MORE INFO about this Visual Story Telling technique: SEE Flickr group.


Find a German music video on YouTube, GoogleVideo or YahooVideo that you think the class would enjoy. Copy the EMBED code off the video website, click on the EDIT HTML tab above and paste it into the blog post. Then click on the COMPOSE tab and tell us why you chose the video, what you liked best about it. If you can find a website with the lyrics, please share that link as well.

I like this silly song and only wish one of our students had produced it!


Find an image that intrigues you, embed it into your post and write

a reflective post: What was your reaction upon seeing the image? Does the image provoke any feelings? conjure up any memories? Why is the image intriguing.

a story based on the image: Prompt questions here...


Find a blog in German on a topic of interest to you.
When you find a post that intrigues you, blog about it in our class blog. You can copy text from the original blog and paste it into your post. Be sure to include a link back to the original blog (trackback/permanent link). Finally, be sure to use the Blogs label at the bottom of this window (Click SHOW ALL link for a list).

Blog Search Engines include:
Technorati German Search

Sample FL Blogs

UM Italian 232 – Pop culture writing labs; individual and class

UM Hindi
Request Hindi speakers in the community to phone in their opinion of arranged vs love marriages. Students discuss perspectives in class. Identify vocab words in blog comment area.
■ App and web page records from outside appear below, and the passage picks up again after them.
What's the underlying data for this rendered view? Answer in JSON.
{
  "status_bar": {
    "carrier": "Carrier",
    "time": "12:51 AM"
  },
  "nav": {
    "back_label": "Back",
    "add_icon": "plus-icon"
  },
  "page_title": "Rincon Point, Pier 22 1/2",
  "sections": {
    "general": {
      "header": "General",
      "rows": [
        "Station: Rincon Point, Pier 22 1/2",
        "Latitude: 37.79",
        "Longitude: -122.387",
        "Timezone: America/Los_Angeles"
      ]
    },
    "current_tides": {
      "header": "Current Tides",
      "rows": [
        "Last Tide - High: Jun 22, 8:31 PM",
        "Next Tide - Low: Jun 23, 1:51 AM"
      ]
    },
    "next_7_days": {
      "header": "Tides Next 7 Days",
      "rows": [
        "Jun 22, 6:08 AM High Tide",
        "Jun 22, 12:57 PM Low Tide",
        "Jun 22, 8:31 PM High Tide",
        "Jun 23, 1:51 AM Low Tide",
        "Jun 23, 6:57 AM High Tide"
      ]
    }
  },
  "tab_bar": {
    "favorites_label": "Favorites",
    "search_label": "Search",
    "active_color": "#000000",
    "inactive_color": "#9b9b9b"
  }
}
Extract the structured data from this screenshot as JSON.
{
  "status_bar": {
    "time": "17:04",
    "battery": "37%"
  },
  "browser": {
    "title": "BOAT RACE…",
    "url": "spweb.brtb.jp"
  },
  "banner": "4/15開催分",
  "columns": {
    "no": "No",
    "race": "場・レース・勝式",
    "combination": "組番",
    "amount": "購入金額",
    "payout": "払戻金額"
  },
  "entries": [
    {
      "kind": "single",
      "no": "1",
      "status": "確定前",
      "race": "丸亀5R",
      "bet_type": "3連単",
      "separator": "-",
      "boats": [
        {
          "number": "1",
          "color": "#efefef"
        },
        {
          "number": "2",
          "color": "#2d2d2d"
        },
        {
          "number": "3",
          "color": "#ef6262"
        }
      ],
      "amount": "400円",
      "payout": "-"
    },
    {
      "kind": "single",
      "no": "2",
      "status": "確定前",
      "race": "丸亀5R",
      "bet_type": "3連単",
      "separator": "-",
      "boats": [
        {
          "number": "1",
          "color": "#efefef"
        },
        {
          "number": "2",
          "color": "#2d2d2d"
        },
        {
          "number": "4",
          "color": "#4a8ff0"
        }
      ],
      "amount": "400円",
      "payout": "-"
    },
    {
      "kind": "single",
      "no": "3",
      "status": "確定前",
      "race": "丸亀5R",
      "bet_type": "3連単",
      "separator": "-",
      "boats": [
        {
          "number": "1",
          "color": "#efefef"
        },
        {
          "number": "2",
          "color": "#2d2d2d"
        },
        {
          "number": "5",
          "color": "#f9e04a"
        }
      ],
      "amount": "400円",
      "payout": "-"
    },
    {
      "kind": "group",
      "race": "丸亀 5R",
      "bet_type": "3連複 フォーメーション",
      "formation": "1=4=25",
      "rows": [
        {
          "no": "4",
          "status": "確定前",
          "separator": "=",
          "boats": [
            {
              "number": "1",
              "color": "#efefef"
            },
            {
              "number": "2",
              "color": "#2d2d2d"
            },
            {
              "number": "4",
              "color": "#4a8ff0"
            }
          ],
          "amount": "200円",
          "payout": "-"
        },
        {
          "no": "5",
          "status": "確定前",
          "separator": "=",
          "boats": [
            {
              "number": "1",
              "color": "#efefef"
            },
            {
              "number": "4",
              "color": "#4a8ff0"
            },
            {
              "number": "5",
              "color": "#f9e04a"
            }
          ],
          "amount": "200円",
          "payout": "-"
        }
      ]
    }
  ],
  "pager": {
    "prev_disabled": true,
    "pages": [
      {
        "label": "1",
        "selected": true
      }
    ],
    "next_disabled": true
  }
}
Post their own opionions.

UM Korean Third Year
Getting to know you …
honorifics (indirect speech reporting interview)

UM Swedish – collaboration with Gymnasium Campeon in Sweden

UM French Internships – journal reflections

Blogging the World - Middlebury Study Abroad

Reflections on blogs in classroom Barbara Ganley - Middlebury

Blogs for Teaching and Learning

Reading, Writing, Listening, Speaking, Grammar, Culture

Communcations, Cultures, Conections, Comparisons, Communities

Multiple media: text, image, audio, video
Student publication – digital storytelling – fiction blogs -
Course Content Management

Blogging vs Required blogging
Dialog Journals
Topics of individual interest vs assigned topics
individual vs class blog

What is a blog?

chronological journal = web log
form-based web publishing tool
private, protected, public
individual, community
integrates with other social software tools
community of bloggers; subscribe and comment
syndicated – rss, mp3 itunes, podcast
rss reader bloglines - to keep up with blog postings
writing for audience

connections: students connect with the content, with each other, with public...